Problem description:
Repeat the entries exactly, keeping every line as it is.

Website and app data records
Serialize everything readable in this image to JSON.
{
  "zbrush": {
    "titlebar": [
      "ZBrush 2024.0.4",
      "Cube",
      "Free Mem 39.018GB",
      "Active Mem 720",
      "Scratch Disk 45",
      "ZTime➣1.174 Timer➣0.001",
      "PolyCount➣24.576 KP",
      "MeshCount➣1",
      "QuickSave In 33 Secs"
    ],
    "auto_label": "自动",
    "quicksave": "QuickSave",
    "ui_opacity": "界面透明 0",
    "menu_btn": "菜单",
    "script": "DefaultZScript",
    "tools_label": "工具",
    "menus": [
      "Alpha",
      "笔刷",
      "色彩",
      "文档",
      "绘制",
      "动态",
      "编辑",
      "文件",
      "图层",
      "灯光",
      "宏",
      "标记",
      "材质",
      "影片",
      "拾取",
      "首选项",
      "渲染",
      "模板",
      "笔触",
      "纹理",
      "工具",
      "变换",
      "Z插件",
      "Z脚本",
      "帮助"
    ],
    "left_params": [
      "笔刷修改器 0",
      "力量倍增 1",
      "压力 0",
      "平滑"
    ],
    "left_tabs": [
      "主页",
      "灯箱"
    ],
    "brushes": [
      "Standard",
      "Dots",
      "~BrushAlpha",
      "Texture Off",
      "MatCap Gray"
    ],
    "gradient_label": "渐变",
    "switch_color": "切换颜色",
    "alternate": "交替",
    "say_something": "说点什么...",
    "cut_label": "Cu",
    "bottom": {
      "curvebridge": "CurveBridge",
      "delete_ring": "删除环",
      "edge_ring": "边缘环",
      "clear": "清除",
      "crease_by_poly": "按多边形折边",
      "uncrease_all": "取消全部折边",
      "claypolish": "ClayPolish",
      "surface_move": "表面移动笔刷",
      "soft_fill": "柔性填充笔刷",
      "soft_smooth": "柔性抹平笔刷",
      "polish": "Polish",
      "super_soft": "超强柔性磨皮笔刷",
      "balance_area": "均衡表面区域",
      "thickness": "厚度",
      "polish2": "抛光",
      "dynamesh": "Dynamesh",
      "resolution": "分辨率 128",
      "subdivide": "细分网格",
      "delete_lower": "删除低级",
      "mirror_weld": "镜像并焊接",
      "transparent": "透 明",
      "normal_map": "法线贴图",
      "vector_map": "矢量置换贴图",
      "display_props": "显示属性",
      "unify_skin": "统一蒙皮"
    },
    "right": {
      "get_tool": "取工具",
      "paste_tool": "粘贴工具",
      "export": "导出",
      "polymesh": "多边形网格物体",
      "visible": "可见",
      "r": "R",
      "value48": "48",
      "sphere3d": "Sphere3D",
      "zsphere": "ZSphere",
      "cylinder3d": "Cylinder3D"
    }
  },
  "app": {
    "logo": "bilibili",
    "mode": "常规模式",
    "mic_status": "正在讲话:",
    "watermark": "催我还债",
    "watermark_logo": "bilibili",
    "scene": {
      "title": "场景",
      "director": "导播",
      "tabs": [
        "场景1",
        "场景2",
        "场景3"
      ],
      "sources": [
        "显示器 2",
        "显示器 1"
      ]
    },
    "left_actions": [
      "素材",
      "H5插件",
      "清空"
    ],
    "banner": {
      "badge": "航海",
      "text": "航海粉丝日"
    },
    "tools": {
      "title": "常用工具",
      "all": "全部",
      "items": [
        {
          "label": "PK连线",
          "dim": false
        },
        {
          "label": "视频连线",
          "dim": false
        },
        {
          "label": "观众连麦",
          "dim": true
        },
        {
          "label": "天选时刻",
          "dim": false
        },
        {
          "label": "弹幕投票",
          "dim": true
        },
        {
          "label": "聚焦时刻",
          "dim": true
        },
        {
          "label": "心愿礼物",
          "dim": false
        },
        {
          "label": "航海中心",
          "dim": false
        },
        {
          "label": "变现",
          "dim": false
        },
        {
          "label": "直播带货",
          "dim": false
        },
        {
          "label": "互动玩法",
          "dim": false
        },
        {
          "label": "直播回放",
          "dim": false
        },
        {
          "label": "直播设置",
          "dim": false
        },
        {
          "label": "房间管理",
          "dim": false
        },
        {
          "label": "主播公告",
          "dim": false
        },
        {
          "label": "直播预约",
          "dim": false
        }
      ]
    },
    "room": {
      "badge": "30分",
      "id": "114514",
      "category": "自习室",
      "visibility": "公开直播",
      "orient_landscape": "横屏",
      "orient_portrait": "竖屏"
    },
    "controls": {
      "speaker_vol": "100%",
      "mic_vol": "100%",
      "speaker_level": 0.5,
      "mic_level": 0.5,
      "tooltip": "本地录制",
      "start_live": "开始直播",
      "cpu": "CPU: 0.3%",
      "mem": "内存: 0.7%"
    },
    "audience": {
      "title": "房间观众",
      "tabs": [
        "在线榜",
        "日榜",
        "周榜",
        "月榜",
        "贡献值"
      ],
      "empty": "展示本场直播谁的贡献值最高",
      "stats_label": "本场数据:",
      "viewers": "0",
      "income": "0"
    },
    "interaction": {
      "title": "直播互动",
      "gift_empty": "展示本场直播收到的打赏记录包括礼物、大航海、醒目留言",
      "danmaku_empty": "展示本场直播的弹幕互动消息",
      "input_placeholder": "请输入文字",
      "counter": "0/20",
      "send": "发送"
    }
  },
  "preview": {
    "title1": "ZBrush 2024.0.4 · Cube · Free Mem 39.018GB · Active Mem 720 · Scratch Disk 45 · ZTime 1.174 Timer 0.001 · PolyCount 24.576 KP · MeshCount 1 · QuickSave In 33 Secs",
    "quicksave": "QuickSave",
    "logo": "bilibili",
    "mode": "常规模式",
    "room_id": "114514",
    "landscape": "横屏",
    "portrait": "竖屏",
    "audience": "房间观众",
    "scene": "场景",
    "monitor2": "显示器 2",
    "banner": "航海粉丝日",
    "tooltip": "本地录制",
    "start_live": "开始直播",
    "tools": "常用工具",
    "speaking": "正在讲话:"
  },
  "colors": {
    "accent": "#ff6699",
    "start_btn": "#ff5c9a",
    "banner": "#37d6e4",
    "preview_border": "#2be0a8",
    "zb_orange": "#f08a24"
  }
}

Solution for this task:
Serialize everything readable in this image to JSON.
{
  "zbrush": {
    "titlebar": [
      "ZBrush 2024.0.4",
      "Cube",
      "Free Mem 39.018GB",
      "Active Mem 720",
      "Scratch Disk 45",
      "ZTime➣1.174 Timer➣0.001",
      "PolyCount➣24.576 KP",
      "MeshCount➣1",
      "QuickSave In 33 Secs"
    ],
    "auto_label": "自动",
    "quicksave": "QuickSave",
    "ui_opacity": "界面透明 0",
    "menu_btn": "菜单",
    "script": "DefaultZScript",
    "tools_label": "工具",
    "menus": [
      "Alpha",
      "笔刷",
      "色彩",
      "文档",
      "绘制",
      "动态",
      "编辑",
      "文件",
      "图层",
      "灯光",
      "宏",
      "标记",
      "材质",
      "影片",
      "拾取",
      "首选项",
      "渲染",
      "模板",
      "笔触",
      "纹理",
      "工具",
      "变换",
      "Z插件",
      "Z脚本",
      "帮助"
    ],
    "left_params": [
      "笔刷修改器 0",
      "力量倍增 1",
      "压力 0",
      "平滑"
    ],
    "left_tabs": [
      "主页",
      "灯箱"
    ],
    "brushes": [
      "Standard",
      "Dots",
      "~BrushAlpha",
      "Texture Off",
      "MatCap Gray"
    ],
    "gradient_label": "渐变",
    "switch_color": "切换颜色",
    "alternate": "交替",
    "say_something": "说点什么...",
    "cut_label": "Cu",
    "bottom": {
      "curvebridge": "CurveBridge",
      "delete_ring": "删除环",
      "edge_ring": "边缘环",
      "clear": "清除",
      "crease_by_poly": "按多边形折边",
      "uncrease_all": "取消全部折边",
      "claypolish": "ClayPolish",
      "surface_move": "表面移动笔刷",
      "soft_fill": "柔性填充笔刷",
      "soft_smooth": "柔性抹平笔刷",
      "polish": "Polish",
      "super_soft": "超强柔性磨皮笔刷",
      "balance_area": "均衡表面区域",
      "thickness": "厚度",
      "polish2": "抛光",
      "dynamesh": "Dynamesh",
      "resolution": "分辨率 128",
      "subdivide": "细分网格",
      "delete_lower": "删除低级",
      "mirror_weld": "镜像并焊接",
      "transparent": "透 明",
      "normal_map": "法线贴图",
      "vector_map": "矢量置换贴图",
      "display_props": "显示属性",
      "unify_skin": "统一蒙皮"
    },
    "right": {
      "get_tool": "取工具",
      "paste_tool": "粘贴工具",
      "export": "导出",
      "polymesh": "多边形网格物体",
      "visible": "可见",
      "r": "R",
      "value48": "48",
      "sphere3d": "Sphere3D",
      "zsphere": "ZSphere",
      "cylinder3d": "Cylinder3D"
    }
  },
  "app": {
    "logo": "bilibili",
    "mode": "常规模式",
    "mic_status": "正在讲话:",
    "watermark": "催我还债",
    "watermark_logo": "bilibili",
    "scene": {
      "title": "场景",
      "director": "导播",
      "tabs": [
        "场景1",
        "场景2",
        "场景3"
      ],
      "sources": [
        "显示器 2",
        "显示器 1"
      ]
    },
    "left_actions": [
      "素材",
      "H5插件",
      "清空"
    ],
    "banner": {
      "badge": "航海",
      "text": "航海粉丝日"
    },
    "tools": {
      "title": "常用工具",
      "all": "全部",
      "items": [
        {
          "label": "PK连线",
          "dim": false
        },
        {
          "label": "视频连线",
          "dim": false
        },
        {
          "label": "观众连麦",
          "dim": true
        },
        {
          "label": "天选时刻",
          "dim": false
        },
        {
          "label": "弹幕投票",
          "dim": true
        },
        {
          "label": "聚焦时刻",
          "dim": true
        },
        {
          "label": "心愿礼物",
          "dim": false
        },
        {
          "label": "航海中心",
          "dim": false
        },
        {
          "label": "变现",
          "dim": false
        },
        {
          "label": "直播带货",
          "dim": false
        },
        {
          "label": "互动玩法",
          "dim": false
        },
        {
          "label": "直播回放",
          "dim": false
        },
        {
          "label": "直播设置",
          "dim": false
        },
        {
          "label": "房间管理",
          "dim": false
        },
        {
          "label": "主播公告",
          "dim": false
        },
        {
          "label": "直播预约",
          "dim": false
        }
      ]
    },
    "room": {
      "badge": "30分",
      "id": "114514",
      "category": "自习室",
      "visibility": "公开直播",
      "orient_landscape": "横屏",
      "orient_portrait": "竖屏"
    },
    "controls": {
      "speaker_vol": "100%",
      "mic_vol": "100%",
      "speaker_level": 0.5,
      "mic_level": 0.5,
      "tooltip": "本地录制",
      "start_live": "开始直播",
      "cpu": "CPU: 0.3%",
      "mem": "内存: 0.7%"
    },
    "audience": {
      "title": "房间观众",
      "tabs": [
        "在线榜",
        "日榜",
        "周榜",
        "月榜",
        "贡献值"
      ],
      "empty": "展示本场直播谁的贡献值最高",
      "stats_label": "本场数据:",
      "viewers": "0",
      "income": "0"
    },
    "interaction": {
      "title": "直播互动",
      "gift_empty": "展示本场直播收到的打赏记录包括礼物、大航海、醒目留言",
      "danmaku_empty": "展示本场直播的弹幕互动消息",
      "input_placeholder": "请输入文字",
      "counter": "0/20",
      "send": "发送"
    }
  },
  "preview": {
    "title1": "ZBrush 2024.0.4 · Cube · Free Mem 39.018GB · Active Mem 720 · Scratch Disk 45 · ZTime 1.174 Timer 0.001 · PolyCount 24.576 KP · MeshCount 1 · QuickSave In 33 Secs",
    "quicksave": "QuickSave",
    "logo": "bilibili",
    "mode": "常规模式",
    "room_id": "114514",
    "landscape": "横屏",
    "portrait": "竖屏",
    "audience": "房间观众",
    "scene": "场景",
    "monitor2": "显示器 2",
    "banner": "航海粉丝日",
    "tooltip": "本地录制",
    "start_live": "开始直播",
    "tools": "常用工具",
    "speaking": "正在讲话:"
  },
  "colors": {
    "accent": "#ff6699",
    "start_btn": "#ff5c9a",
    "banner": "#37d6e4",
    "preview_border": "#2be0a8",
    "zb_orange": "#f08a24"
  }
}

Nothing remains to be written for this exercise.